The manager has said I can leave if I want to...I've played for a long time and there are spells when you can be in and out of the side. At the minute I'm trying to play as many games as possible. If that doesn't happen I'm at an age where I can't be sat around. I need to play and the manager understands that.
That news is the latest turn in what has been nothing short of a tumultuous road for Downing during his time in Anfield. The 28-year-old winger joined Liverpool in the 2011-12 season following a transfer from Aston Villa, and the Reds paid a whopping $32.3 million for his services.
When acquired, Downing was considered one of the premier midfielders in England. A skilled craftsman at crossing the ball and dominant at times on both sides of the field, Liverpool ostensibly wanted Downing to spring life into their offense.
Unfortunately, it did not work as planned.
Last season, Downing struggled mightily, failing to record a goal or an assist in 36 Premier League appearances. His failures were indicative of the club as a whole, as Liverpool finished with an embarrassing 52 points in the table—the club's lowest in the three-point era.
After the season, turnover reigned supreme. Manager Kenny Dalglish was canned a little over a year after he took the job and was replaced by up-and-comer Brendan Rodgers.
Perhaps the biggest loser of that change was Downing, who went from an integral acquisition to an afterthought under the new management. Thus far, he has started only five games this season and substituted in three all season long.
Downing's relegation to the bench hasn't worked for Rodgers, whose team still has just 22 points after Saturday's stunning loss to Aston Villa.
As the Liverpool manager continues to shuffle his lineup in hopes of righting the ship, Downing may wind up becoming more integral by January. However, the damage may have already been done. A manager cannot just relegate a $32.3 million asset to the bench and expect him to take it like a good soldier—especially when he's still very much in his prime.
If Liverpool can find a way to recoup a hefty portion of their losses, they should look to move Downing in January.
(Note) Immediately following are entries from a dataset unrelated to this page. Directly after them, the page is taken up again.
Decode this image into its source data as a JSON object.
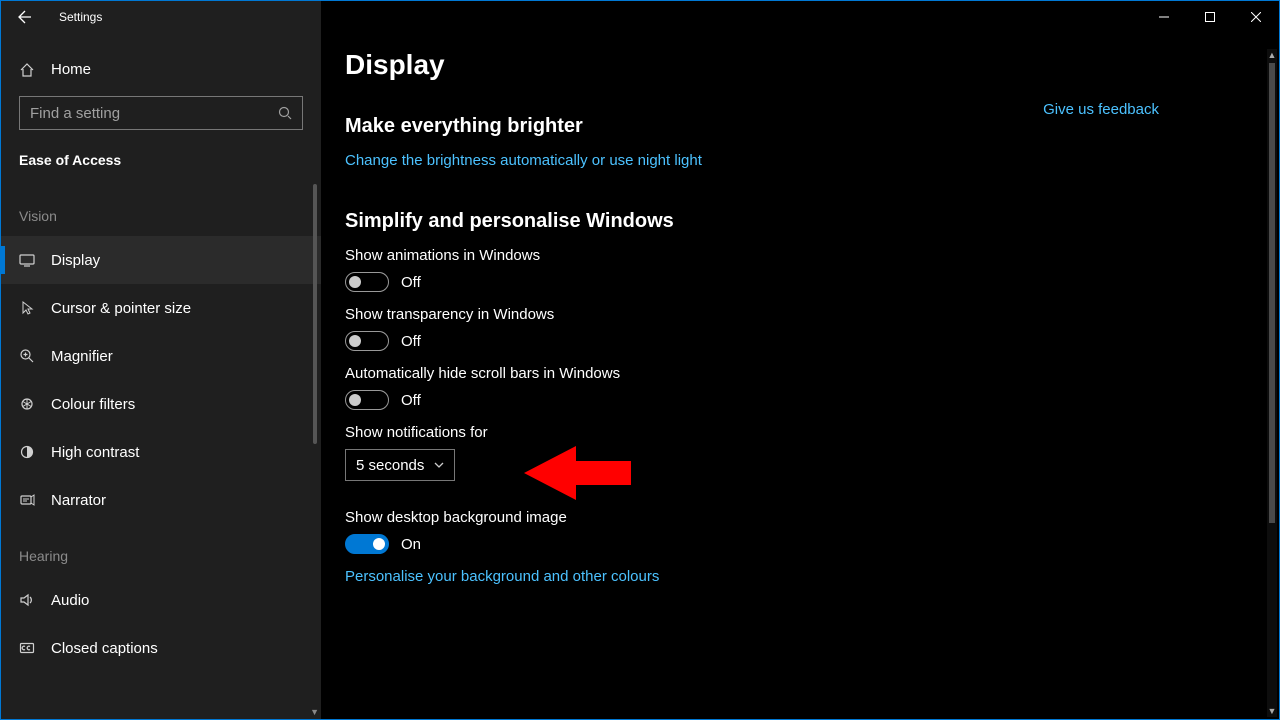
{
  "window": {
    "title": "Settings"
  },
  "sidebar": {
    "home": "Home",
    "search_placeholder": "Find a setting",
    "group": "Ease of Access",
    "groups": [
      {
        "heading": "Vision",
        "items": [
          {
            "label": "Display",
            "icon": "display-icon",
            "active": true
          },
          {
            "label": "Cursor & pointer size",
            "icon": "cursor-icon"
          },
          {
            "label": "Magnifier",
            "icon": "magnifier-icon"
          },
          {
            "label": "Colour filters",
            "icon": "colourfilters-icon"
          },
          {
            "label": "High contrast",
            "icon": "highcontrast-icon"
          },
          {
            "label": "Narrator",
            "icon": "narrator-icon"
          }
        ]
      },
      {
        "heading": "Hearing",
        "items": [
          {
            "label": "Audio",
            "icon": "audio-icon"
          },
          {
            "label": "Closed captions",
            "icon": "cc-icon"
          }
        ]
      }
    ]
  },
  "content": {
    "page_title": "Display",
    "feedback": "Give us feedback",
    "section_brighter": {
      "heading": "Make everything brighter",
      "link": "Change the brightness automatically or use night light"
    },
    "section_simplify": {
      "heading": "Simplify and personalise Windows",
      "animations": {
        "label": "Show animations in Windows",
        "state": "Off",
        "on": false
      },
      "transparency": {
        "label": "Show transparency in Windows",
        "state": "Off",
        "on": false
      },
      "scrollbars": {
        "label": "Automatically hide scroll bars in Windows",
        "state": "Off",
        "on": false
      },
      "notifications": {
        "label": "Show notifications for",
        "value": "5 seconds"
      },
      "desktop_bg": {
        "label": "Show desktop background image",
        "state": "On",
        "on": true
      },
      "personalise_link": "Personalise your background and other colours"
    }
  }
}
With the club struggling, there's little reason to keep around an unhappy star whose relationship with the manager cannot be on the best of terms.